Many women who plan a freebirth are unable to share their joy with others. Image courtesy of Wikimedia Commons
In her closing statement the author asks “Are you shocked by reading the advice in these forums?” and I have to say that no I am not. No more shocked than I am when reading the advice in mainstream birth forums which suggest that a woman should just do as the doctor says or that being subject to obstetric violence is okay. Or that electing to endanger your own life with an unnecessary caesarean is totally cool. Or that electing to risk your own baby’s well being with an unnecessary induction is fine. Every single birth option involves risk. I am NEVER shocked when a woman says: I have assessed the benefits, risks and alternatives of my options and this is my decision. Whatever her decision may be. I am more shocked when people abuse her for making an informed decision that isn’t what they think they would make in her situation.
I did not freebirth either of my children. But due to the circumstances of their births I will likely be required to choose between a freebirth or being subjected to obstetric violence in our local hospital. Freebirthing is not my first choice. But the choice in maternity care here in Australia is all an illusion – unless you are rich, live in a major metropolitan area and are considered low risk by your hospital board (how you perceive the risk, to you, is irrelevant) your choices are usually “standard care” or freebirth. And unfortunately standard care often (but not always…yes I know that there are good and indeed great care providers out there!) involves a good dose of trying to override a woman’s legal rights to make decisions for herself and her baby.
The author tries to make points throughout the article that she supports women’s rights to choose where and how to birth. But what she seems to mean is that she supports women’s rights to choose socially acceptable methods and locations of birth. Remember the quote: “I disagree with what you say but I will fight unto the death your right to say it”? This author will fight for your right to birth your baby how you choose…But only if she agrees with your choice.

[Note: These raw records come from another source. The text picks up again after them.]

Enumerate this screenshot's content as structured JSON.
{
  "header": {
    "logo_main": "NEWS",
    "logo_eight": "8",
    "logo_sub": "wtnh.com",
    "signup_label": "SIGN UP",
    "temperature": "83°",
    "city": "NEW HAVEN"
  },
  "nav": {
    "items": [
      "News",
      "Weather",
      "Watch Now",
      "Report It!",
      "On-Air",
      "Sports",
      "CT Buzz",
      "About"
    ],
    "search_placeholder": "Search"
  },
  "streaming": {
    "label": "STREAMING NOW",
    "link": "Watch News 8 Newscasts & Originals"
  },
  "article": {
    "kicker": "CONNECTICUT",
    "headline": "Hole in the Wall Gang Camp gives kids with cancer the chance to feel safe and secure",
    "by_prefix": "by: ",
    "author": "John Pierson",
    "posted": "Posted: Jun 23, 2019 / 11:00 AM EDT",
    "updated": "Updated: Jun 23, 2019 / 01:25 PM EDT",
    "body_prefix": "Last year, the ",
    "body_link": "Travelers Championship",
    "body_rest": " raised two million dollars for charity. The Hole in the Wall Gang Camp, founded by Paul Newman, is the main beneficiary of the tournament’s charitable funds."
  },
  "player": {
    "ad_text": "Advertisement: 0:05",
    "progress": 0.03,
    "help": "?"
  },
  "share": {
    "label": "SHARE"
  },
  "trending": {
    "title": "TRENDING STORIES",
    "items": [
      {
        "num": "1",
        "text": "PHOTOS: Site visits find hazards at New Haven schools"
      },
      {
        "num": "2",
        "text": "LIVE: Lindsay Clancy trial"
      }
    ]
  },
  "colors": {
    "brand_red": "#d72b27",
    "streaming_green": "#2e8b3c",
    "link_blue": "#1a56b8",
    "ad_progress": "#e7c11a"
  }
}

Mamamia has really taken “click bait” blogging to a new level. For someone who claims to want an end to the mummy wars she sure has a habit of publishing extremely divisive and disempowering articles. But I guess writing about how it is okay to birth however you want based on your own informed decision doesn’t get ratings. Neither does suggesting that we support each other’s choices even if they are not what we would choose for ourselves. Or even that we simply be kind to one another as you never know the other person’s story. A friend of mine suggested that I write an article about the respect revolution that we need. Blogs like Mamamia are the reason that we need it.
Respect - it's not just for people we agree with. Image courtesy of Wikimedia Commons

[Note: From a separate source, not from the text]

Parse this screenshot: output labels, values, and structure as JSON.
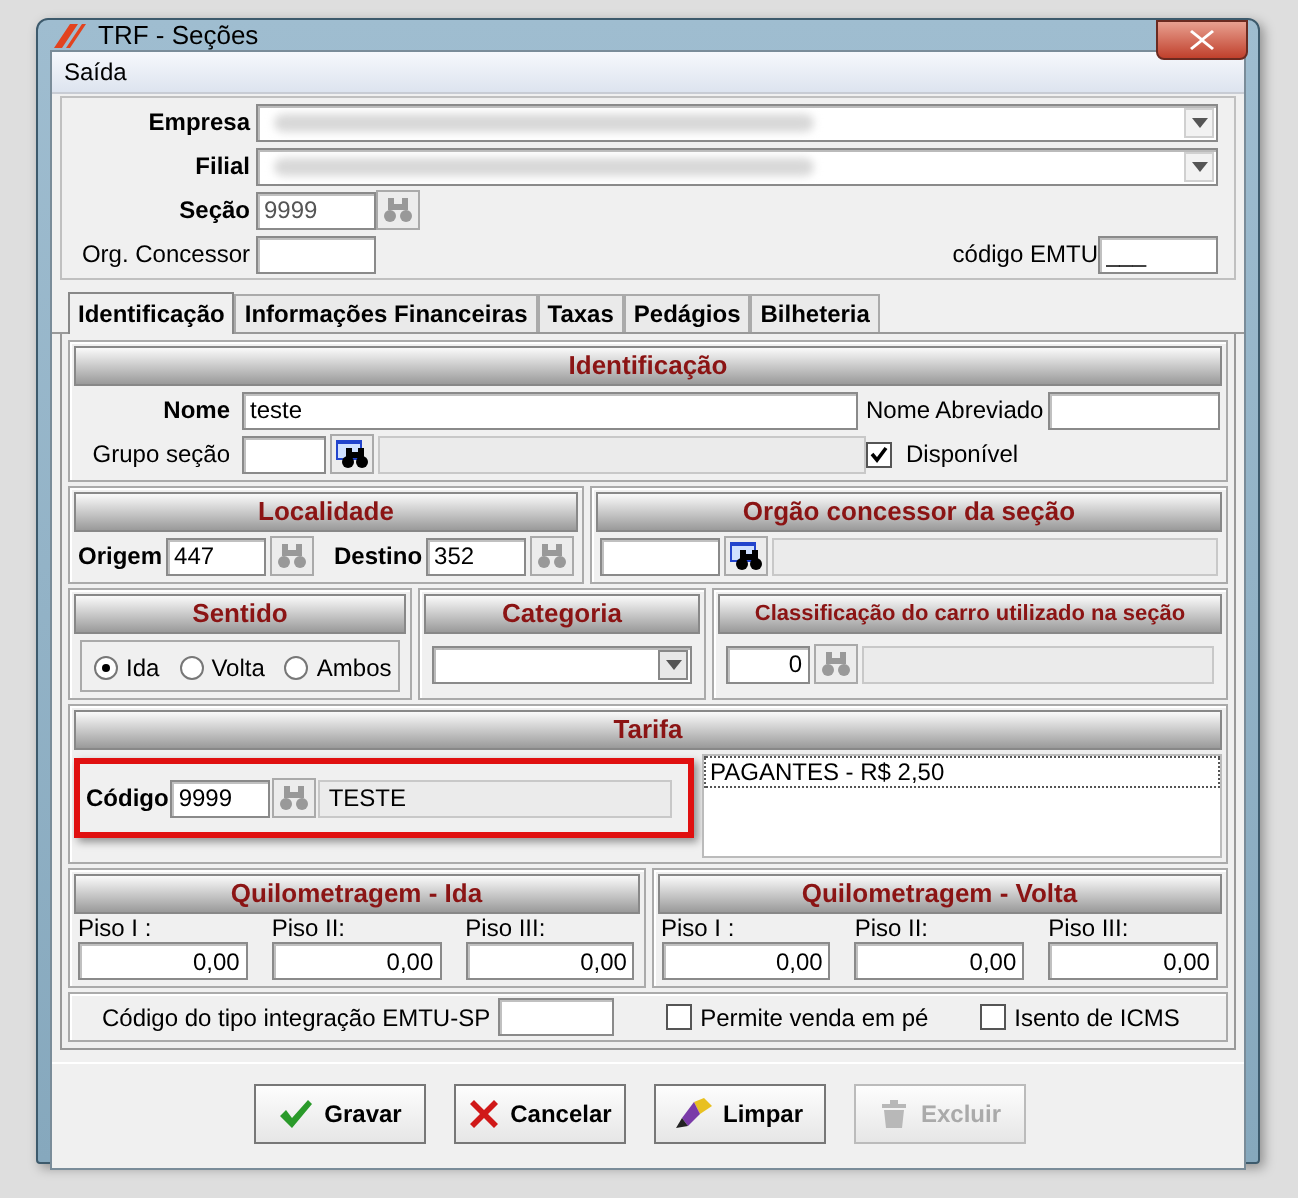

**As an added comment: the author quoted “Helen Dahlen”. Unless I’m very much mistaken I believe she meant Hannah Dahlen.